The D.C. Superior Court ruled today in favor of the Shakespeare Theatre Company (STC), recipient of the 2012 Regional Theatre Tony Award. In an order signed by the court today, the court enjoined all defendants—-Boston based developer Graham Gund and a group of entities and people affiliated with him—-from taking any action to interfere with Shakespeare Theatre Company’s occupancy of the Lansburgh Theatre, the home of STC for 20 years.

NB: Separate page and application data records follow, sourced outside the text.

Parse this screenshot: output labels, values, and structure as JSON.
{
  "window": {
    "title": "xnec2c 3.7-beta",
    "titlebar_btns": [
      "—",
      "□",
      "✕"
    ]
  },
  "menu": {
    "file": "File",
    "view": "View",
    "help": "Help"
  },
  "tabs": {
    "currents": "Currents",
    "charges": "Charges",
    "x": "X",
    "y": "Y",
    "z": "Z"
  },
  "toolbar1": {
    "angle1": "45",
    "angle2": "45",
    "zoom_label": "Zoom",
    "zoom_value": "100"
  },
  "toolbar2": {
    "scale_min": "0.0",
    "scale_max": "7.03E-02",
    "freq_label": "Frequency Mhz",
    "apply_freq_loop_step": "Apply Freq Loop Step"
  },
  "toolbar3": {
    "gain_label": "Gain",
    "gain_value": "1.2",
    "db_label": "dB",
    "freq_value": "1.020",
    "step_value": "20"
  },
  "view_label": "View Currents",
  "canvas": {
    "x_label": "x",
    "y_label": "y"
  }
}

The lawsuit brought by STC alleges that famed Boston-based real estate developer Graham Gund, who donated the theatre to a non-profit entity in 1992, was attempting to control and interfere with the charity in violation of its D.C. charter and IFRS rules prohibiting his control, in order to enhance the profitability of the Lansburgh Building, which is owned by Gund and Gund’s company Gunwyn / Lansburgh Limited Partnership. The court order entered today specifically stops Defendant Gund from evicting or otherwise interfering with the STC supporting charity.

Randy Miller of the law firm of Arnold & Porter LLP and counsel for the Shakespeare Theatre Company stated that “the order entered today provides protection and security for the Shakespeare Theatre Company and safeguards a cultural treasure, the Lansburgh Theatre.”

There is a hearing scheduled for January 10, 2013 to determine whether the Order should be expanded.

“We are pleased that the Court ruled in our favor today,” said STC’s Managing Director Chris Jennings. “This is a victory for not only the Shakespeare Theatre Company, but for our patrons, supporters, and the people of Washington, D.C. who have shown their unwavering support during this time. We look forward to continuing to provide Washington, D.C. with world-class theatre in our home at the Lansburgh for many years to come, starting with Richard Schiff in Hughie at the end of January.”

[documentcloud url=”http://www.documentcloud.org/documents/538013-shakespeareorder.html”]

This post has been updated to include more language about the judge’s preliminary injunction order and the scheduled hearing on Jan. 10.

Photo by Wikimedia Commons user Ecragg.